Need to Know
Rooms: 28 suites, 2 executive suites. From $395. Check-in: 3 p.m.; check-out: noon. Dining options: Breakfast, Sunday brunch, lunch, snacks, and dinner are all available in-room or in the Courtyard. A prix-fixe kosher menu is available Tuesday to Thursday. There’s also the option of a private chef’s table beside the kitchen. The Living Room is a British-inspired space for more casual dining and drinks, including a variety of domestic and international drafts. The hotel is most famous for its afternoon tea, a tradition since 1927, offered in three different rooms (the crimson Russian Room is our favorite). More than 30 choices of tea are offered alongside a set menu, including delectable scones and homemade Devonshire cream. Spa and gym details: The 24-hour gym offers Matrix equipment and the option for personal training. Yoga mats and blocks are available in the St. Thomas room on the second floor; private yoga instruction is available upon request. The indoor saltwater pool features a fireplace and is an ideal place to rejuvenate after a workout, as is the outdoor terrace, with its sweeping city views. Unique in Toronto, the salt cave promises restorative therapy for joint conditions. And the signature cryotherapy treatment exposes the body to low temperatures to improve blood flow. Other spa services, such as couples massages, are available. You can even have your afternoon tea service while getting a manicure.

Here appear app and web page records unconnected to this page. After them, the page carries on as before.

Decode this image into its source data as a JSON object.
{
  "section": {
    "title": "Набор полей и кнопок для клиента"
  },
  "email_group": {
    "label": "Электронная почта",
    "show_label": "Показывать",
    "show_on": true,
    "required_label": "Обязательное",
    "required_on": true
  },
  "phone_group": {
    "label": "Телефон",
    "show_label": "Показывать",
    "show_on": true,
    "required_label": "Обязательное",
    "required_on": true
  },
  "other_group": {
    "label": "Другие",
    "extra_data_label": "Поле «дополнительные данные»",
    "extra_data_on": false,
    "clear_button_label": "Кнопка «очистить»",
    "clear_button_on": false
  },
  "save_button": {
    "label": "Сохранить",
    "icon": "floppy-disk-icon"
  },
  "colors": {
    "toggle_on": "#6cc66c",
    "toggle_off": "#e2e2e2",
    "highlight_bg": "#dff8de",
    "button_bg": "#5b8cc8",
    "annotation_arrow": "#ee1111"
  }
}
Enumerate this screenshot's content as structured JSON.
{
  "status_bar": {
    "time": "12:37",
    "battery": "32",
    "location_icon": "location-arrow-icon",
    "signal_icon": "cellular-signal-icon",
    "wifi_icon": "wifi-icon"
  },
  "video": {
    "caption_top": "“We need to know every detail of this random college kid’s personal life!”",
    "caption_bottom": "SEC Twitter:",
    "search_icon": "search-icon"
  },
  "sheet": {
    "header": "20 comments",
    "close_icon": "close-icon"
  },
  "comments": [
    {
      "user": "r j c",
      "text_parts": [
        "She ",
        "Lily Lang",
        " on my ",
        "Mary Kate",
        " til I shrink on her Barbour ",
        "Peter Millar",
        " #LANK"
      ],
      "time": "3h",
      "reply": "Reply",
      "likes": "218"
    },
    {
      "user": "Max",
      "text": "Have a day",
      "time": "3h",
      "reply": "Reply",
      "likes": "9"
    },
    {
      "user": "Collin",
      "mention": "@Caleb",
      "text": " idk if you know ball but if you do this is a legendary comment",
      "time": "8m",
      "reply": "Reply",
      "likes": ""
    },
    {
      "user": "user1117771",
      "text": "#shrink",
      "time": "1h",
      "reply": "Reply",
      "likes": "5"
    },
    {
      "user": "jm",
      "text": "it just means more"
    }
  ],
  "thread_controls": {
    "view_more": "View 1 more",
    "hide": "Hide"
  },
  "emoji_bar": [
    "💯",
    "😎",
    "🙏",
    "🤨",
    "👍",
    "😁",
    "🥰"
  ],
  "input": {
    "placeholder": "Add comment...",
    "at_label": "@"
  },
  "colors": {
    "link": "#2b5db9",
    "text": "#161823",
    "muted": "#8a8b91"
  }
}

Who's it for: Celebrities, CEOs, and VPs frequent here, as well as couples celebrating a special occasion or just wanting Old World romance in the heart of Yorkville. Our favorite rooms: Room 301, a Windsor suite, features a bathroom with a fireplace. Corner suites, such as rooms 404 or 408, offer the most natural sunlight; great for families, the two sofas convert into a real double bed in the living room. Each room features a musical instrument—a guitar, harp, or piano. You’ll find a baby grand in Windsor suite 401. Good to know: The Windsor Arms is the only hotel in the city to offer butler service. Private shopping can be arranged, and the hotel has exclusive partnerships with many of Yorkville’s boutiques including Max Mara, Hermès, and Prada. The hotel also has its own boutique, the Treasure Chest, a project of the hotel owner’s daughter Samantha Michelle. You’ll find rare European vintage here, in addition to designer names. The Treasure Chest is also the only store in Canada that carries shoes from star cobbler Terry de Havilland.